---- The data
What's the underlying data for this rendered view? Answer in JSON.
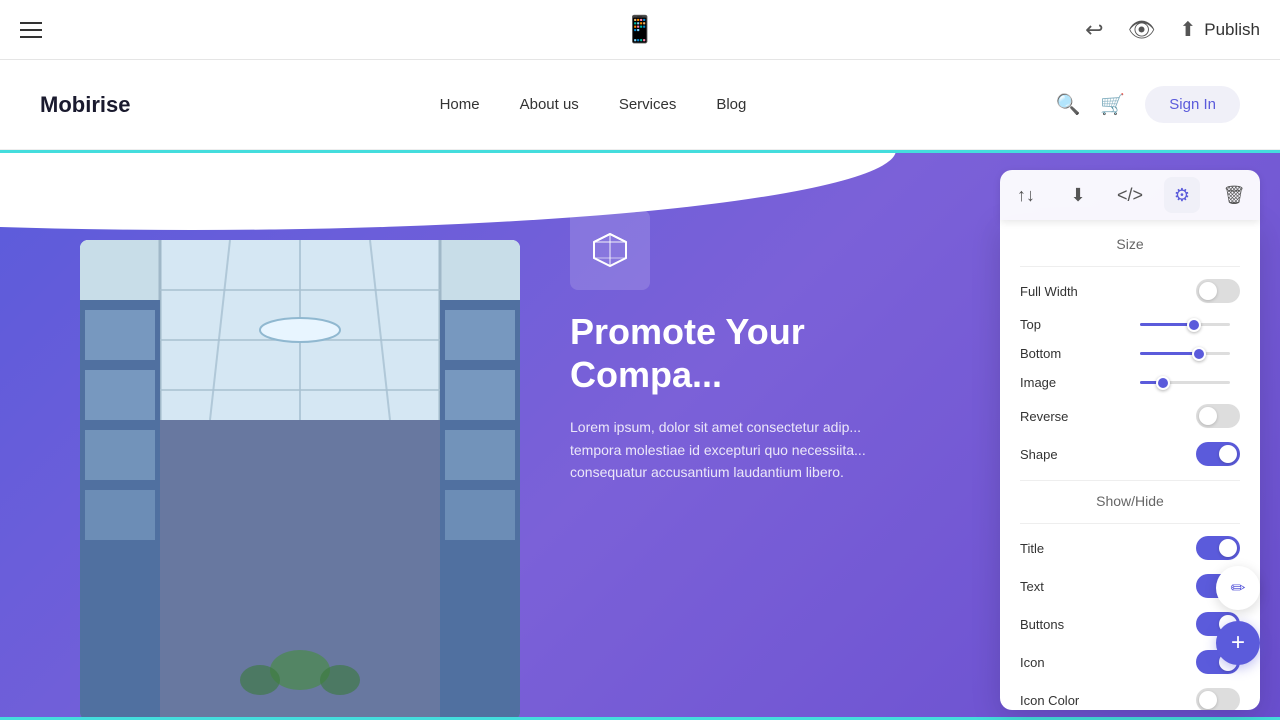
{
  "toolbar": {
    "publish_label": "Publish"
  },
  "nav": {
    "logo": "Mobirise",
    "links": [
      "Home",
      "About us",
      "Services",
      "Blog"
    ],
    "sign_in": "Sign In"
  },
  "hero": {
    "title": "Promote Your Compa...",
    "text": "Lorem ipsum, dolor sit amet consectetur adip... tempora molestiae id excepturi quo necessiita... consequatur accusantium laudantium libero.",
    "icon": "⬡"
  },
  "settings": {
    "panel_title": "Size",
    "show_hide_title": "Show/Hide",
    "rows": [
      {
        "label": "Full Width",
        "type": "toggle",
        "value": false
      },
      {
        "label": "Top",
        "type": "slider",
        "pct": 60
      },
      {
        "label": "Bottom",
        "type": "slider",
        "pct": 65
      },
      {
        "label": "Image",
        "type": "slider",
        "pct": 25
      },
      {
        "label": "Reverse",
        "type": "toggle",
        "value": false
      },
      {
        "label": "Shape",
        "type": "toggle",
        "value": true
      }
    ],
    "show_hide_rows": [
      {
        "label": "Title",
        "type": "toggle",
        "value": true
      },
      {
        "label": "Text",
        "type": "toggle",
        "value": true
      },
      {
        "label": "Buttons",
        "type": "toggle",
        "value": true
      },
      {
        "label": "Icon",
        "type": "toggle",
        "value": true
      },
      {
        "label": "Icon Color",
        "type": "toggle",
        "value": false
      }
    ]
  }
}
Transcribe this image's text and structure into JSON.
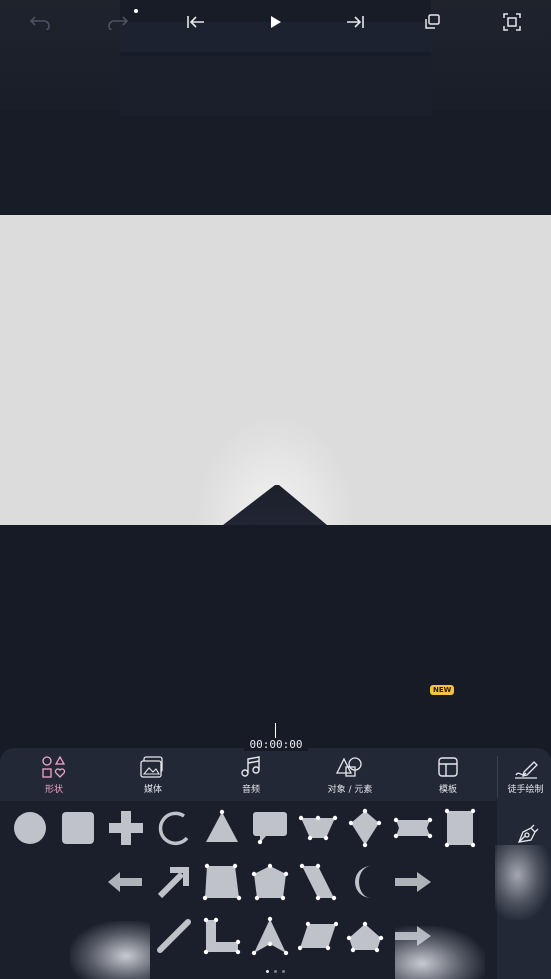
{
  "playback": {
    "undo_icon": "undo-arrow-icon",
    "redo_icon": "redo-arrow-icon",
    "skip_start_icon": "skip-to-start-icon",
    "play_icon": "play-icon",
    "skip_end_icon": "skip-to-end-icon",
    "layers_icon": "layers-icon",
    "new_badge": "NEW",
    "fullscreen_icon": "fullscreen-icon",
    "timecode": "00:00:00"
  },
  "tabs": [
    {
      "id": "shapes",
      "label": "形状",
      "icon": "shapes-icon",
      "active": true
    },
    {
      "id": "media",
      "label": "媒体",
      "icon": "media-icon",
      "active": false
    },
    {
      "id": "audio",
      "label": "音频",
      "icon": "music-note-icon",
      "active": false
    },
    {
      "id": "objects",
      "label": "对象 / 元素",
      "icon": "objects-icon",
      "active": false
    },
    {
      "id": "templates",
      "label": "模板",
      "icon": "template-icon",
      "active": false
    }
  ],
  "side_tools": [
    {
      "id": "freehand",
      "label": "徒手绘制",
      "icon": "freehand-pen-icon"
    },
    {
      "id": "pen",
      "label": "",
      "icon": "pen-tool-icon"
    }
  ],
  "shapes": [
    "circle",
    "square",
    "plus",
    "arc",
    "triangle",
    "speech-bubble",
    "diamond-pentagon",
    "kite",
    "rectangle-pointed",
    "rectangle-tall",
    "arrow-left",
    "arrow-diagonal",
    "trapezoid",
    "house-pentagon",
    "parallelogram",
    "crescent",
    "arrow-right",
    "line",
    "l-shape",
    "arrow-head",
    "parallelogram-2",
    "pentagon",
    "arrow-right-2"
  ],
  "colors": {
    "background": "#171b26",
    "canvas": "#dcdcdc",
    "panel": "#232836",
    "accent": "#f0a6c9",
    "badge": "#f5c242"
  }
}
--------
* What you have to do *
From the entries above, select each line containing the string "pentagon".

* Expected output *
    "diamond-pentagon",
    "house-pentagon",
    "pentagon",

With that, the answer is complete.